The Set (film)
|Directed by||Frank Brittain|
|Produced by||Frank Brittain|
|Written by||Diane Brittain
Kenneth Johnson (special material)
|Based on||a story by Roger Ward|
|Music by||Sven Libaek|
|Edited by||Bob Ritchie|
Mawson Continental Pictures
|Distributed by||David Hannay Productions|
|Running time||102 minutes|
The Set is a 1970 Australian drama film directed by Frank Brittain. The film depicts homosexuality within Australia, and was the first feature film in Australia to have homosexuality as a main theme.

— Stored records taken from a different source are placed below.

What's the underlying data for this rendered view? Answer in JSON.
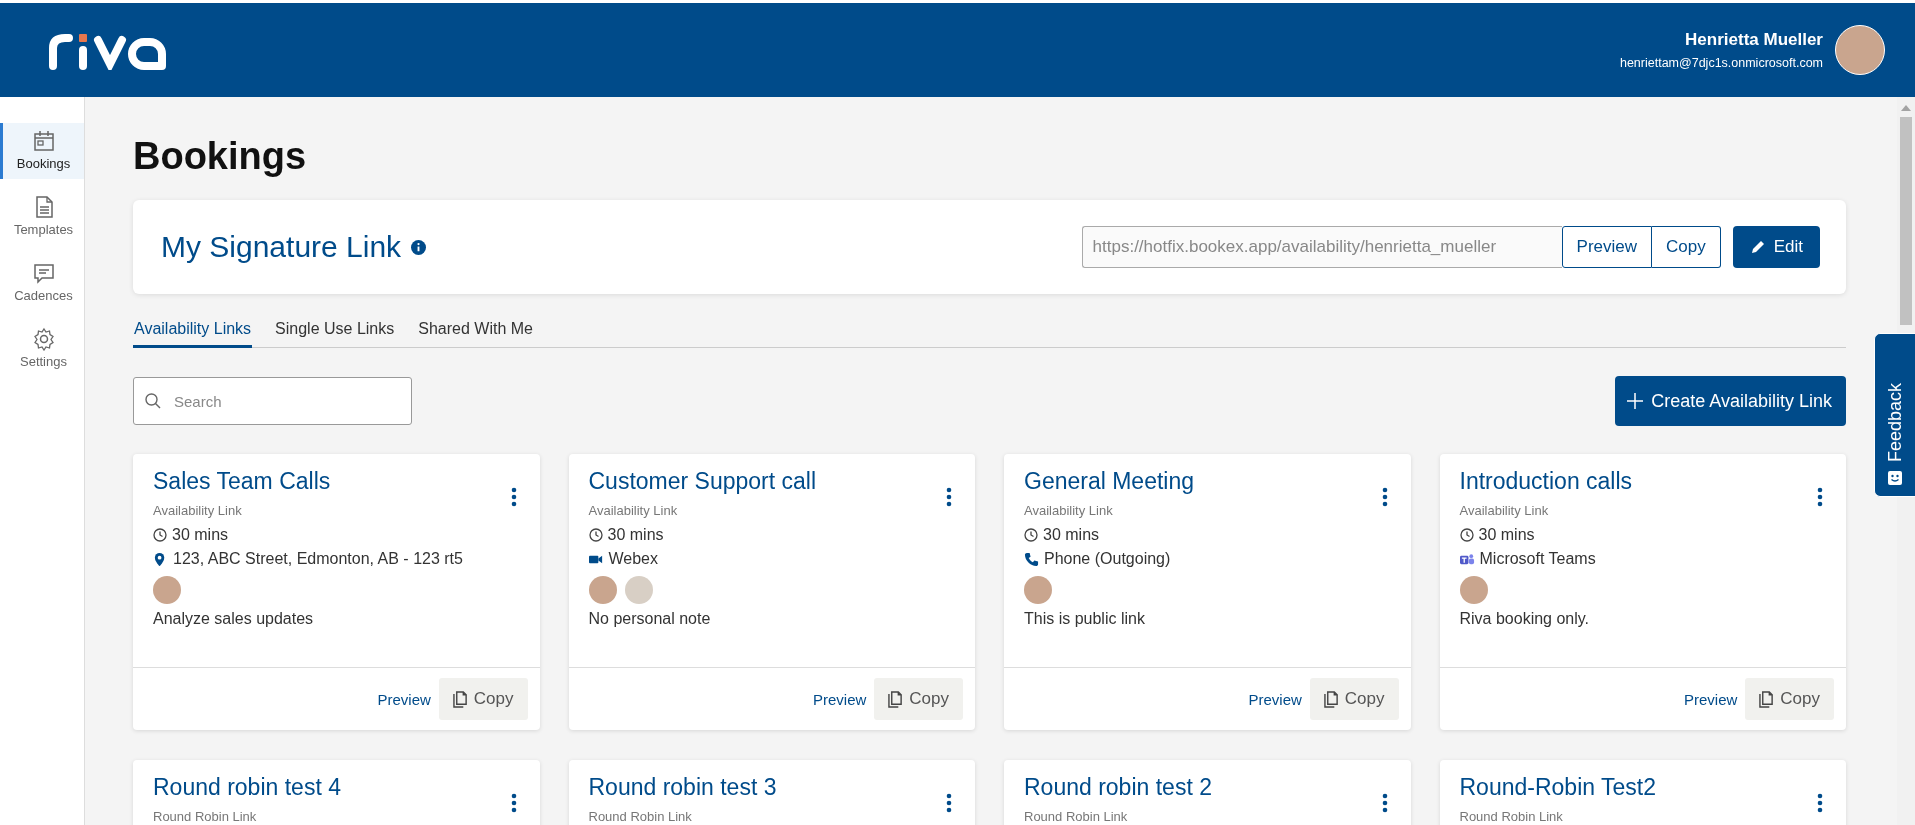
{
  "header": {
    "user_name": "Henrietta Mueller",
    "user_email": "henriettam@7djc1s.onmicrosoft.com"
  },
  "sidebar": {
    "items": [
      {
        "label": "Bookings",
        "kind": "calendar",
        "selected": true
      },
      {
        "label": "Templates",
        "kind": "document",
        "selected": false
      },
      {
        "label": "Cadences",
        "kind": "message",
        "selected": false
      },
      {
        "label": "Settings",
        "kind": "gear",
        "selected": false
      }
    ]
  },
  "page_title": "Bookings",
  "signature_link": {
    "title": "My Signature Link",
    "url": "https://hotfix.bookex.app/availability/henrietta_mueller",
    "preview_button": "Preview",
    "copy_button": "Copy",
    "edit_button": "Edit"
  },
  "tabs": [
    {
      "label": "Availability Links",
      "selected": true
    },
    {
      "label": "Single Use Links",
      "selected": false
    },
    {
      "label": "Shared With Me",
      "selected": false
    }
  ],
  "search": {
    "placeholder": "Search"
  },
  "create_button": "Create Availability Link",
  "cards": [
    {
      "title": "Sales Team Calls",
      "type": "Availability Link",
      "duration": "30 mins",
      "location": {
        "kind": "address",
        "text": "123, ABC Street, Edmonton, AB - 123 rt5"
      },
      "attendees": [
        {
          "kind": "photo"
        }
      ],
      "note": "Analyze sales updates",
      "preview": "Preview",
      "copy": "Copy"
    },
    {
      "title": "Customer Support call",
      "type": "Availability Link",
      "duration": "30 mins",
      "location": {
        "kind": "video",
        "text": "Webex"
      },
      "attendees": [
        {
          "kind": "photo"
        },
        {
          "kind": "photo"
        }
      ],
      "note": "No personal note",
      "preview": "Preview",
      "copy": "Copy"
    },
    {
      "title": "General Meeting",
      "type": "Availability Link",
      "duration": "30 mins",
      "location": {
        "kind": "phone",
        "text": "Phone (Outgoing)"
      },
      "attendees": [
        {
          "kind": "photo"
        }
      ],
      "note": "This is public link",
      "preview": "Preview",
      "copy": "Copy"
    },
    {
      "title": "Introduction calls",
      "type": "Availability Link",
      "duration": "30 mins",
      "location": {
        "kind": "teams",
        "text": "Microsoft Teams"
      },
      "attendees": [
        {
          "kind": "photo"
        }
      ],
      "note": "Riva booking only.",
      "preview": "Preview",
      "copy": "Copy"
    },
    {
      "title": "Round robin test 4",
      "type": "Round Robin Link"
    },
    {
      "title": "Round robin test 3",
      "type": "Round Robin Link"
    },
    {
      "title": "Round robin test 2",
      "type": "Round Robin Link"
    },
    {
      "title": "Round-Robin Test2",
      "type": "Round Robin Link"
    }
  ],
  "feedback_tab": "Feedback"
}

Paul Lawrence is a working class man who dates Cara, sells shirts at a Sydney department store, and dreams of attending art school. Cara leaves for London and Paul becomes the protege of designer Marie Rosefield. Through this he enters the "set", the world of Sydney art society.
Rosefield is friends with Mark Broniski, an artist who commissions Paul to design a set for British stage director John L Fredericks. Paul is helped by art student Tony Brown, who is dating Paul's cousin, Kim Sylvester. Paul and Tony begin a homosexual affair. Kim's mother Peggy has an affair with Boronoski.
Paul and Tony break up and Paul attempts suicide. He is reunited with Cara.
- Sean McEuan ... Paul Lawrence
- Rod Mullinar ... Tony Brown
- Hazel Phillips ... Peggy Sylvester
- Dennis Doonan ... Mark Bronoski
- Amber Rodgers ... Cara
- Brenda Senders ... Marie Rosefield
- Ann Aczel ... Leigh Radford
- Michael Charnley as John L Fredericks
- Bronwyn Barber as Kim Sylvester
- Elsa Jacoby as Baroness Baronski
- Tracy Lee as Theo
- Les Berryman
- Murel Hopkins
- Hugh Sawkins
- Ken Johnson
The script was based on an unpublished novel written by Australian actor Roger Ward in 1960, based on diaries he had kept since 1954 reflecting on sexual mores in Australia. He showed it to Ed Devereaux who suggested Ward take it to American producer Frank Brittain, who had just made Journey Out of Darkness (1967) and wanted to direct. Brittain asked Ward rewrite the material and emphasise the homosexual content. According to Ward, the script was rewritten by Brittain's 24 year old third wife as well as novelist Elizabeth Kata.
The movie was shot in early 1969. No sets were used, with filming taking place in private houses on Sydney's north shore and in Paddington. Production was highly publicised, in part due to a nude appearance by TV personality Hazel Phillips. Roger Ward later said he was unhappy with the experience:
I was devastated to see the ruination of a previously polished and highly tuned script and spent my short time on set leaping in front of the camera’s yelling, “Cut! That is not the dialogue”. It got to the stage that the actors were ignoring the director and coming to me in a clandestine manner to ask for interpretations and the correct lines to say. Understandably the director was angered by this and I was packed up and sent out of town on a phony publicity tour so a lot of the film went through without my input or salvaging and ended up in what I thought at the time was a ‘cringeworthy state’. So the risks I faced at that time, and they were real risks and they did eventuate, was one of being a laughing stock, of being embarrassed for creating such a badly written script.
The censor demanded a dozen cuts before the film was passed for export. The producers appealed and in the end only for words were deleted. The film was refused registration as an Australian quota production under the quality clause of the New South Wales Film Quota Act.
The film was not a success as the box office. However it has since come to be regarded as a cult movie in part because of its depiction of homosexuality.
- Andrew Pike and Ross Cooper, Australian Film 1900–1977: A Guide to Feature Film Production, Melbourne: Oxford University Press, 1998, 246.
- 'Queer Sydney’s cinema locations', Sydney Star Observer, 26 April 2012 accessed 11 September 2012
- 'The Set: An Interview With Roger Ward', Spike Magazine, 15 August, 2011 accessed 11 September 2012
- Richard Kuipers, The Set at Australian Screen Online accessed 11 September 2012
- Cara Nash, "Back On Set", Filmink Magazine, June 9, 2011 accessed 11 September 2012